The end goal is for all states to develop or adopt a high-quality, viable, and sustainable innovative assessment system to evaluate their schools against adopted standards. This is quite a huge mission. Although it seems a good idea to give five years and an extra two more as extension, the overall goal does not seem to warrant such an effort. A key fact is that the pilot process states and districts to devote a serious amount of money and effort to this task. In addition, this overcomplicated process will keep states and districts busy and worried about monitoring rather than on focusing energy and resources on delivering quality education. If NCLB and then RttT with similar demands of measurable accountability did not leave anything to build on, what evidence or research supports continuing with this practice?
Since teachers’ ability to raise scores will continue being the key factor around which the successful implementations of this new wave of policies depend, ESSA takes the competitiveness to the teachers’ preparation market. From now on, agencies other than universities will be granted the right to give teachers accreditations. As a result, corporate reformers will have their hands on the last factor they were not controlling: teachers’ accreditation. With this new power granted by ESSA, corporate reformers now define what teaching is and what a good teacher looks like. With that corporate reformers control everything: the teaching profession and teachers themselves. With that kind of authority and power, teachers will have neither hope nor recourse. From determining requirements to become a teacher, to hiring, keeping, or firing, corporate reformers will have a tremendous influence and control.
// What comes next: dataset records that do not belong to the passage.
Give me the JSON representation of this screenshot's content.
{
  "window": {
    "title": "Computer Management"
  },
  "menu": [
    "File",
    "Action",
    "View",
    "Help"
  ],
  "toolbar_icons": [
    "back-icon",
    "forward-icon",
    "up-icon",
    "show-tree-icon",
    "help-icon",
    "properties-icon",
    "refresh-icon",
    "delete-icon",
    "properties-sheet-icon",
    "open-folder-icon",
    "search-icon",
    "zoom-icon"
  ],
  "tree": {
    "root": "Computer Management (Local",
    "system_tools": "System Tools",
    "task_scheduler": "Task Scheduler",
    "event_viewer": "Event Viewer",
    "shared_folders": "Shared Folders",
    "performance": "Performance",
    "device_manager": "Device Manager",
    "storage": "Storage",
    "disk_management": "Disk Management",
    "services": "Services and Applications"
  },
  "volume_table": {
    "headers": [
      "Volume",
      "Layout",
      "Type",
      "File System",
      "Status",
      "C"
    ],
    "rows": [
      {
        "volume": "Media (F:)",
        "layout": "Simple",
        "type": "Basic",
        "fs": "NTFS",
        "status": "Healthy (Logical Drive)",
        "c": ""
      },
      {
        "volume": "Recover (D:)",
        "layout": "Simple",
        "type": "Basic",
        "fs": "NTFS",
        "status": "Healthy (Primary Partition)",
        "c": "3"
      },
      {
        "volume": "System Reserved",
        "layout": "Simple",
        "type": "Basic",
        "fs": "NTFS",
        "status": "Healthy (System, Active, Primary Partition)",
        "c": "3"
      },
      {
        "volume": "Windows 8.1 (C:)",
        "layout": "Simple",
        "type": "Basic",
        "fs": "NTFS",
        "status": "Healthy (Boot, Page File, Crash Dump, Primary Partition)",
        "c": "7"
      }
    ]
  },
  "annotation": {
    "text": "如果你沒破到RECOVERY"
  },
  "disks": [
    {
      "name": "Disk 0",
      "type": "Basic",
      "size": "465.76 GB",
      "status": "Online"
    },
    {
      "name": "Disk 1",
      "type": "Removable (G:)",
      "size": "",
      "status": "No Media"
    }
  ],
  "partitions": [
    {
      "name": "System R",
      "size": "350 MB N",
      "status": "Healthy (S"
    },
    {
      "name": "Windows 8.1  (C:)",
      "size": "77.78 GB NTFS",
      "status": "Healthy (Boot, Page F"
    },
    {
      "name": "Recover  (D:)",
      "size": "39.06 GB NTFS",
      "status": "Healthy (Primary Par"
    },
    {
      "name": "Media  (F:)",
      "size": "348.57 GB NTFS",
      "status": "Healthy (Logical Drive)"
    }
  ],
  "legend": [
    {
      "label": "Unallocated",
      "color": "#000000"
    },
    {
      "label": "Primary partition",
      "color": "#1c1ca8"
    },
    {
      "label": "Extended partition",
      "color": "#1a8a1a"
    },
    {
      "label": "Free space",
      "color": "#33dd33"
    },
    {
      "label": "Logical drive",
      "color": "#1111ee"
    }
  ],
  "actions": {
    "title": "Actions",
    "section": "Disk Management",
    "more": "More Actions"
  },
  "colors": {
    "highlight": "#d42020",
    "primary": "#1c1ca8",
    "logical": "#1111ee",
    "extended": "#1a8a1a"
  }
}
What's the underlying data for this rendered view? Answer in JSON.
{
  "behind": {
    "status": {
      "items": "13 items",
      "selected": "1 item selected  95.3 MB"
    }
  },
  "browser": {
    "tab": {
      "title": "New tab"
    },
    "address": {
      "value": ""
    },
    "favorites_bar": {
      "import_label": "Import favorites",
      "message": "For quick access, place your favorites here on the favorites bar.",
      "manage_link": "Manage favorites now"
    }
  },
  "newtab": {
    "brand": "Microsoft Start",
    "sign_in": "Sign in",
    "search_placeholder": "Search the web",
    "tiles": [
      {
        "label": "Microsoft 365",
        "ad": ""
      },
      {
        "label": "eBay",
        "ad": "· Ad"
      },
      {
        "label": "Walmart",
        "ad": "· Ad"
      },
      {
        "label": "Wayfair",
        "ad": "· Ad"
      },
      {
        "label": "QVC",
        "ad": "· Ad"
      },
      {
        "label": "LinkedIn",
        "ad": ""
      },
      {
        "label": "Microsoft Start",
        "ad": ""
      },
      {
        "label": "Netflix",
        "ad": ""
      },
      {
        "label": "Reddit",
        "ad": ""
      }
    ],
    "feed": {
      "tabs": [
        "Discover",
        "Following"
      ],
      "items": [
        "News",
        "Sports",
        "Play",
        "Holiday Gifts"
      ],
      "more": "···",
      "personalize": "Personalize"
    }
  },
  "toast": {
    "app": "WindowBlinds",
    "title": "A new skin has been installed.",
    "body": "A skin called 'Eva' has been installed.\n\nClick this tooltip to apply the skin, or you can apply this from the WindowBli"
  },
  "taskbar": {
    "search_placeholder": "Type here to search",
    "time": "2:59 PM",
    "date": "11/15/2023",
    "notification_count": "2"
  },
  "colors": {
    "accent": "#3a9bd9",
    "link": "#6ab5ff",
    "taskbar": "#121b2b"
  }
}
As presented ESSA does not bring any new approach to anything done in public education since NCLB was enacted. Indeed, ESSA continues the neoliberal path. The law validates the premises that schools and teachers are failing and at fault; that competition and choice are necessary conditions to correct the chronic systemic problems; and that comprehensive monitoring and an accountability system that punishes and rewards based on scores are necessary tools for improvement and excellence. Evidently, the process of privatization continues unchallenged as seen with the imposition and implementation of CCSS, the new versions of standardized testing, and the unstoppable multiplication of charter schools. There is more influence on public education affairs by corporations and billionaires than ever before; and in this neoliberal frame teaching and teachers are perceived more as commodities --factors in a free-market process, than as public servants with a mission other than improving scores.
Who wins, who loses, who cares?